Large open windows with a cool breeze coming in, a plate of fresh fish with home-grown tomatoes, the sea pounding the cliffs in front of us while the children play on the beach and my mother has a snooze. A typical day at the office, right? If only.
However, whilst I have to acknowledge that this idyll is probably not possible within my current working environment, it did prompt me to ask why I think it is so impossible. Why shouldn’t we expect, and ask for, the improbable in our daily lives. Or even the impossible.
It took us some time to crawl our way out of the pond, lose our tails and stand on our feet and become the dominant species.
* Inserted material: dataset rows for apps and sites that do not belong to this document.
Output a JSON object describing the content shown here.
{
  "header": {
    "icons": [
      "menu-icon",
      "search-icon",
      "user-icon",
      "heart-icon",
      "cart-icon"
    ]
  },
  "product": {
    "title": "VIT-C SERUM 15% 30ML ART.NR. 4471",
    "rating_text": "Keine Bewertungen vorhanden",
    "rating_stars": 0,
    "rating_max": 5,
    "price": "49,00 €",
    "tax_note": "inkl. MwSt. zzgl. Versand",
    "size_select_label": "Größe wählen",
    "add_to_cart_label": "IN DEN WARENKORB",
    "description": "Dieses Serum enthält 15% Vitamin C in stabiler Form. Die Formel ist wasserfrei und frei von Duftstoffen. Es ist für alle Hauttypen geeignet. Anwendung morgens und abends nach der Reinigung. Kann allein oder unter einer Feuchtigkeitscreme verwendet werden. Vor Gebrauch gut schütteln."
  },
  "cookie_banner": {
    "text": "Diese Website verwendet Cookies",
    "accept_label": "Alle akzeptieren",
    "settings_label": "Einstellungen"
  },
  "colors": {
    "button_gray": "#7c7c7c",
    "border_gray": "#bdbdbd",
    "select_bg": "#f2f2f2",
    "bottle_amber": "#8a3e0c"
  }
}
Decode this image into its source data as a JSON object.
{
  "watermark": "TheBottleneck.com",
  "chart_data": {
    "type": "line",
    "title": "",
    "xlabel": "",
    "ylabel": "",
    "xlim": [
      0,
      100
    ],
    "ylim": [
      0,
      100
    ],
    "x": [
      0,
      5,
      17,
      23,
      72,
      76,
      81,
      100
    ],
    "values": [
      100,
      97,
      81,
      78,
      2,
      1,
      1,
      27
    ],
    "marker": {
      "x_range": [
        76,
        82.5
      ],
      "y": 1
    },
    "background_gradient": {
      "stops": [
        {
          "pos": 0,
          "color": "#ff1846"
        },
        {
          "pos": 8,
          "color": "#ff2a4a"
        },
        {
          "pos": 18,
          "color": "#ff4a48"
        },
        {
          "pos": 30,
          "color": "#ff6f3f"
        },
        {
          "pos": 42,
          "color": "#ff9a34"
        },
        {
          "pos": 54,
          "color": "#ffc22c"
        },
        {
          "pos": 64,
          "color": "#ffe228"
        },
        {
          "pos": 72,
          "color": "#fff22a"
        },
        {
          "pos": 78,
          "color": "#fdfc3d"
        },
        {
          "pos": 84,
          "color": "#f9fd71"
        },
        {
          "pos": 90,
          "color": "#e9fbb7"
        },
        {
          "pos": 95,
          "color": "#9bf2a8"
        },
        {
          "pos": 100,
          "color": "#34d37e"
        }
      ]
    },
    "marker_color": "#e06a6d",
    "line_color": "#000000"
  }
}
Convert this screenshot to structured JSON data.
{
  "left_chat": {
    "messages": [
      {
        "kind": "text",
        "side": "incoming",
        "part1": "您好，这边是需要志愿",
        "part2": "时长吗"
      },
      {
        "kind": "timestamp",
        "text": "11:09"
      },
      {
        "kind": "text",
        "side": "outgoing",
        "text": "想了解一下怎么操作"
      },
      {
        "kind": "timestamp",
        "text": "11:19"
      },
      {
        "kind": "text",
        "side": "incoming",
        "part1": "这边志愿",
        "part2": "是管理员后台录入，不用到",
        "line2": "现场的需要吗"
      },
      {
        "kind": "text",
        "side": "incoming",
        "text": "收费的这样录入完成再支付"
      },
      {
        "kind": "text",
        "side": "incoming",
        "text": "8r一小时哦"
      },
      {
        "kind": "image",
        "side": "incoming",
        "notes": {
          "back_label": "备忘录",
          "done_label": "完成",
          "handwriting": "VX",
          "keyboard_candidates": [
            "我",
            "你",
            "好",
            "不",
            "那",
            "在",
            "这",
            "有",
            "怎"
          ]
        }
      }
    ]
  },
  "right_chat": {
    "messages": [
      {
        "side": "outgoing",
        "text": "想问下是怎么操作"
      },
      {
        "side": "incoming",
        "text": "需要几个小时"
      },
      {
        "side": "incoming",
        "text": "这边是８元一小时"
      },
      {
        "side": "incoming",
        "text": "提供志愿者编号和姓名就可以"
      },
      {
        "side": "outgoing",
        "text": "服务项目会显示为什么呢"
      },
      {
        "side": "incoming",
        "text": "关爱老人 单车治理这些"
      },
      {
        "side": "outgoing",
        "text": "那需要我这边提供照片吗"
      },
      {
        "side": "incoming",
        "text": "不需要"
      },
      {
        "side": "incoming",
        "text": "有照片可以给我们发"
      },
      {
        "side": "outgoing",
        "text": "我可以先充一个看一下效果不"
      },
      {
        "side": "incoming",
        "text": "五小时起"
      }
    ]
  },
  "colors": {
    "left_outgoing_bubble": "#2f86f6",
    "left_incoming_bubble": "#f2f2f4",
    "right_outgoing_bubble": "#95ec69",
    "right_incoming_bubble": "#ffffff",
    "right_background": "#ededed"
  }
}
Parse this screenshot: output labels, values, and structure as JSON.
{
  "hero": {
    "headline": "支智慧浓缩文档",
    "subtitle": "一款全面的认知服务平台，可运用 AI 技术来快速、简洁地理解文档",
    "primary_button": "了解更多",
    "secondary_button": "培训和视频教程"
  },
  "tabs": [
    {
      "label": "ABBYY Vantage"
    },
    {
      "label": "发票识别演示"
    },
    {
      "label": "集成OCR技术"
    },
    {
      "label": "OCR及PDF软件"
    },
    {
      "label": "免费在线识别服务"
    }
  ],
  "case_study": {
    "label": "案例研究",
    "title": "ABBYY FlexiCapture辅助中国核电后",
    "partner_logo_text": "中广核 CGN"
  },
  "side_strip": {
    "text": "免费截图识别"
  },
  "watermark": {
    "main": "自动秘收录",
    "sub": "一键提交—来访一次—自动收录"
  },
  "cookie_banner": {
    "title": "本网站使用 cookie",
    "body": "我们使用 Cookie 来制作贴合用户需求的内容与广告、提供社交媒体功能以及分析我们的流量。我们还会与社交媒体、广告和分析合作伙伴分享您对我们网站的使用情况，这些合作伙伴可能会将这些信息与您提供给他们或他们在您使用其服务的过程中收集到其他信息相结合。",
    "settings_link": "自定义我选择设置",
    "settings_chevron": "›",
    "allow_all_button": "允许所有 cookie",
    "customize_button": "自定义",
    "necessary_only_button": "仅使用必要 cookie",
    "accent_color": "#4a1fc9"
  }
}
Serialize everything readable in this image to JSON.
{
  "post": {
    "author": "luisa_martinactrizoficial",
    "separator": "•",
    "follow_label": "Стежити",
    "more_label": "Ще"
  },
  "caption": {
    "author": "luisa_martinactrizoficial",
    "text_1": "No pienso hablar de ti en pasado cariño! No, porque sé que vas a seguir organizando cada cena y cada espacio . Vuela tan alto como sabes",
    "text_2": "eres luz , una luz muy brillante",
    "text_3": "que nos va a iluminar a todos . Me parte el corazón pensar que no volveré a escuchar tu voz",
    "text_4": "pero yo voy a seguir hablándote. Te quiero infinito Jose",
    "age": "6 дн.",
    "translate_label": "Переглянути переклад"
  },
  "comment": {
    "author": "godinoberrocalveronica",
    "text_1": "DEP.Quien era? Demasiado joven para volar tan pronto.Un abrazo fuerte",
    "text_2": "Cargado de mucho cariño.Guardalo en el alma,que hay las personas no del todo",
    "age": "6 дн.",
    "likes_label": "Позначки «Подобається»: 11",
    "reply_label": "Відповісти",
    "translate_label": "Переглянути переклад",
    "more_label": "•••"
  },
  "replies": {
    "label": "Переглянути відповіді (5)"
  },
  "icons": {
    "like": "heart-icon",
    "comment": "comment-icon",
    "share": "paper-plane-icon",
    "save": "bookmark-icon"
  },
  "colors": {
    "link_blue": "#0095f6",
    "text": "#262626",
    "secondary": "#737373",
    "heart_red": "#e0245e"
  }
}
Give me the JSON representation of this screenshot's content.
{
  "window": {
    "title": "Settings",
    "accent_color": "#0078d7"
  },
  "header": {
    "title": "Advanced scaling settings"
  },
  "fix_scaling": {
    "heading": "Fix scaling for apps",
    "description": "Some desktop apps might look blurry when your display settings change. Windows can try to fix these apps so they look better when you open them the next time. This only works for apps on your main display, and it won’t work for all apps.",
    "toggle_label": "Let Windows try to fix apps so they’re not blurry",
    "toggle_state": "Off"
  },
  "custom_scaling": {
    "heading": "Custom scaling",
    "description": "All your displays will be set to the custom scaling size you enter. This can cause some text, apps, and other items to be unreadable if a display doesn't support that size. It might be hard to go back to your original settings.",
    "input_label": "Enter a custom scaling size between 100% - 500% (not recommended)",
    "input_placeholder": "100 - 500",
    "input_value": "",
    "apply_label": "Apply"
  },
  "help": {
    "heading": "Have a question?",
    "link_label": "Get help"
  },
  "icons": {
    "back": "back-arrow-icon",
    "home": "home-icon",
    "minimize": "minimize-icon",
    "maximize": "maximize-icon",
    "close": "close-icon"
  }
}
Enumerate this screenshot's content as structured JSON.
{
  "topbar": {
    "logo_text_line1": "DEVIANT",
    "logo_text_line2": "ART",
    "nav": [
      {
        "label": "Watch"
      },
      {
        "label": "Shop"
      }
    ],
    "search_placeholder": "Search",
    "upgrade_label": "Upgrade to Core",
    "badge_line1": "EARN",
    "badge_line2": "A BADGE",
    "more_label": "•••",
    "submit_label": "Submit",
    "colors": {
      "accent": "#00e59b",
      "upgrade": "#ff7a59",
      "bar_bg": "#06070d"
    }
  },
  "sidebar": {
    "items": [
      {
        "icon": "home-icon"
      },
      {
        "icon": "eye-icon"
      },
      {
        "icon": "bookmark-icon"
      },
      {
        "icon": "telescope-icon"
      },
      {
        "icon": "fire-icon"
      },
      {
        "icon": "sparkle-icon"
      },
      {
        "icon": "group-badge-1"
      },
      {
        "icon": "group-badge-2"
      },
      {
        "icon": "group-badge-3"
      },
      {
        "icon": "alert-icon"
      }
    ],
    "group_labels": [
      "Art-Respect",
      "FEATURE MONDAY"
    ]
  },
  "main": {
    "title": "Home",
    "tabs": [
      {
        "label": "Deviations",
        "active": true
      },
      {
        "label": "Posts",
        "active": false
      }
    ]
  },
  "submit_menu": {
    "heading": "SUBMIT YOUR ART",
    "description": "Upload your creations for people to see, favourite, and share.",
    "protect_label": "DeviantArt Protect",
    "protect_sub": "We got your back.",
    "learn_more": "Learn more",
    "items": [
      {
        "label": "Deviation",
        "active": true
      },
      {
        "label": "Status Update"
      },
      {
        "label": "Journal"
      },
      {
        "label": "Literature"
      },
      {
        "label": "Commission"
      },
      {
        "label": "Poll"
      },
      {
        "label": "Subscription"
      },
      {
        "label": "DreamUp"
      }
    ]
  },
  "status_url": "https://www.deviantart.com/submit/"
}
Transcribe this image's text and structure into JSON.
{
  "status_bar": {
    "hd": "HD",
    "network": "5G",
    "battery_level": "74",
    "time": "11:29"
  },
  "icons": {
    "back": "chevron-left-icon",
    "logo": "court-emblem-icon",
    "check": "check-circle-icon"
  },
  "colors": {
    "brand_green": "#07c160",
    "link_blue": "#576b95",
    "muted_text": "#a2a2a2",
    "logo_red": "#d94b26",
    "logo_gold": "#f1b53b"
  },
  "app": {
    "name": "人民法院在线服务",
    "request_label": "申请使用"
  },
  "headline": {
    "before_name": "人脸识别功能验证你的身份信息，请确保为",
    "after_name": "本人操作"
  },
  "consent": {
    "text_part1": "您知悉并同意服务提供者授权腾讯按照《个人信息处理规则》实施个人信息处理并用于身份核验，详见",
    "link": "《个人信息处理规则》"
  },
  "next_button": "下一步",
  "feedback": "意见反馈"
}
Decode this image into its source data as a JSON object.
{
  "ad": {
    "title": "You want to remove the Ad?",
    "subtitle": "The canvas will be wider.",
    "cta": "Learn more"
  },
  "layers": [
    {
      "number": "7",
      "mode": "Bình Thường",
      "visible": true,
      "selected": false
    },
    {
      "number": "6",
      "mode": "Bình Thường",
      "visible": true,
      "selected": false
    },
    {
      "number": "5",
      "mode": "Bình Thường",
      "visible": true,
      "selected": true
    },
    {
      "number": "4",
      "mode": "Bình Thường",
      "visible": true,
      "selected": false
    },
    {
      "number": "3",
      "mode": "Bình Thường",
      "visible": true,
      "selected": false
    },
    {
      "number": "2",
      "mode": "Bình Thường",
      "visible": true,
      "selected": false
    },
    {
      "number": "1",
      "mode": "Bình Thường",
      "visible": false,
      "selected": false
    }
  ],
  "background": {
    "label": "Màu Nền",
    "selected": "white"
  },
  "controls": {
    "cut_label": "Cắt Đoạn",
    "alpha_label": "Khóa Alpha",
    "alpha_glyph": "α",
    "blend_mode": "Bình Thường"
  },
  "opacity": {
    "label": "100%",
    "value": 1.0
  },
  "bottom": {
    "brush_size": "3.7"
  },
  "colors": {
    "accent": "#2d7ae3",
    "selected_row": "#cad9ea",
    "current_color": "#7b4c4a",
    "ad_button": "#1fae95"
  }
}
So we got quite good as evolving as a species, managing to fight off all the competition and hungry sabre-tooth tigers, adapting to our surroundings and learning to use them to our advantage. All with the help of our larger brains and opposable thumbs. But I fear we haven't come very far since then.
It should come as no surprise that the places where we feel most comfortable, most relaxed and (dare I use the word) h a p p y are those which provide all of the elements in which we evolved so successfully. Fresh (clean) air on our skin, proximity to nature, fresh food, a community; when did we forget, or choose to ignore, these fundamental building blocks of our wellbeing?
I suspect the answers lies somewhere between the Renaissance and the industrial revolution in the West. I don’t want to be too hard on progress; it did, after all, prolong our life expectancy, provide us with sanitation and healthcare, and eliminate a whole host of fatal illnesses amongst other helpful things. Somehow, though, it strikes me that along the journey between our hunter-gatherer lives and the shiny, air-conditioned boxes we live and work in now, we forgot to ask (or chose not to) whether this was a good idea for the mammal we are. The price of our purported productivity seems to have been our inherent emotional and physical health, in the widest sense of the word.
Let’s turn this on its head. If you were asked to design the perfect environment in which a new species might thrive, where would you start? With a list of questions about the species, no doubt: what does it need in order to thrive? Go on, have a go – and please send me a message if you end up with anything close to your current working environment, as I’d love to come and see it!
The desire to alienate ourselves from our mammalian roots seems particularly dominant in Westernised cultures; or put another way, the position of the human in the larger biosphere appears more rooted in Eastern cultures. The Victorians have a lot to answer for, driven by their incessant desire to demonstrate how far civilised man had managed to remove himself from his baser instincts. Cover up, button up and shut up. Undoing this is going to take some time.
The good news is that, with the help of the latest in efficiency-driven technology on our wrists and phones and desks, we are becoming increasingly aware of the invisible things around us. The air quality, our sleep patterns, even our heart rates and what impacts them. This awareness is driving a visible trend not only across the retail and life-style sector but also within the real estate industry, as tenants – correction, people who live and work in buildings – start to demand spaces in which they feel more comfortable, healthier, more productive and, yes, h a p p i e r.